Denzel Heath (of the MMI Bar Academy) uses Bloom gin here as it’s infused with botanicals such as chamomile, honeysuckle and pomelo capturing the essence of a country garden. Created by head distiller, Joanne Moore (still one of the few female master distillers in the world) soda is recommended as a partner for Bloom gin to set off the light, feminine flavours. The juniper is still an important element and in a gin and tonic Bloom suggests a strawberry as a garnish. St Germain is liqueur flavoured with elderflowers and is simply divine. Lillet is a refreshing citrus flavoured fortified wine which is lovely on its own over ice as an aperitif.
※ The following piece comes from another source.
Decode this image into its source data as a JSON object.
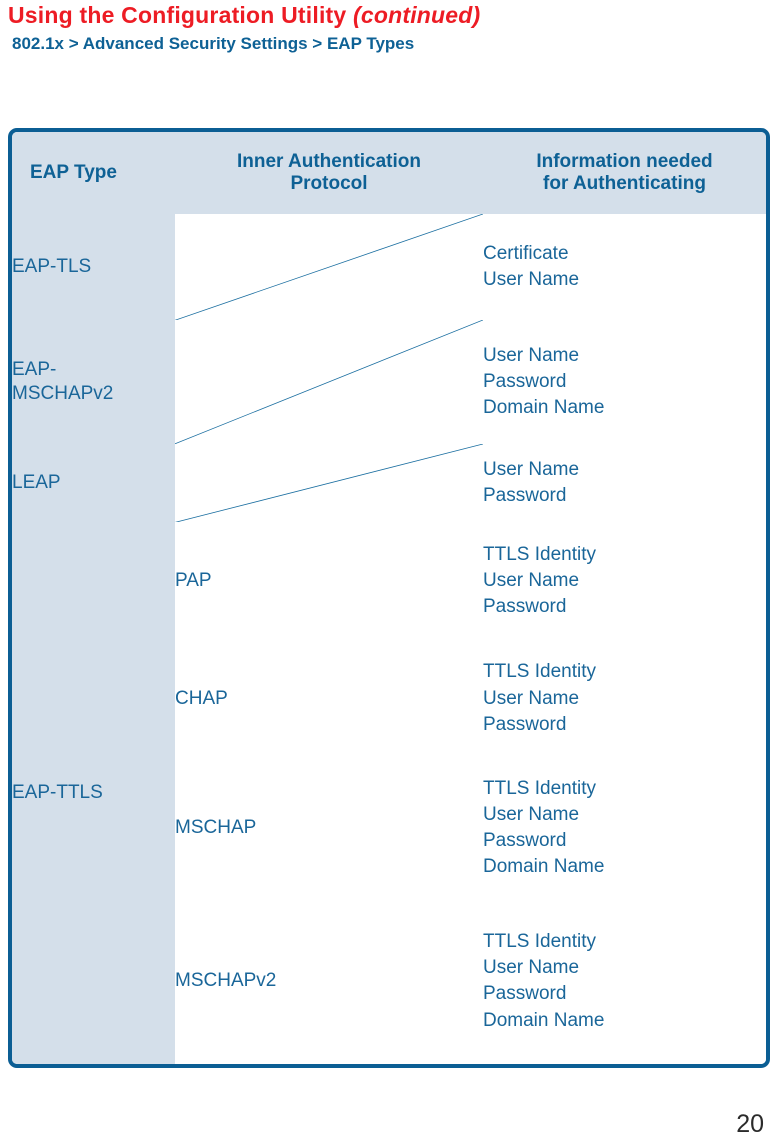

If you really can’t find it try some bianco vermouth (sweet white) and maybe add a touch of Cointreau and Angostura orange bitters.
Country Garden Bitter Sorbet
- 30ml Bloom gin (or your gin of choice)
- 30ml Campari (Aperol will also do)
- 30ml Lillet Blanc
- 30ml strawberry purée*
- 60ml St Germain
- 30ml fresh pineapple juice
- 30ml egg white
- Sprinkles (optional)
- Cocktail shaker
- Old fashioned glass or something more frivolous (like an ice cream container)
How to mix
- Add the Bloom gin, Campari, Lillet and strawberry purée into a cocktail shaker filled with ice and shake vigorously until completely chilled. Strain the chilled liquid out of the shaker into an old-fashioned glass over fresh ice (discard the used ice from the shaker and wash it up).
- Make some St Germaine Foam: Fill a clean cocktail shaker with 60ml of St Germaine, 30ml of egg white and 30ml of pineapple juice. First shake these ingredients thoroughly without ice (this is known as a dry shake and is used to agitate the liquid and proteins). Add ice to the mixture and shake for a second time.
- Strain 30ml of the foam on top of the ‘negroni mix (use the rest for another cocktail).
*Strawberry puree is simply 4 parts fresh, hulled strawberries with 1 part caster sugar blitzed in a blender until very smooth. You’ll probably find it easier to make a larger amount than needed in the recipe.
While this is probably involves a few more processes than your usual homemade cocktail, just imagine serving it at a summer garden party with some summery nibbly things. Divine.
Emiko Davies explains more about Italian aperitivi here and find out why I adore Diana Henry’s writing here.
What’s your favourite l’aperitif or l’aperitivo?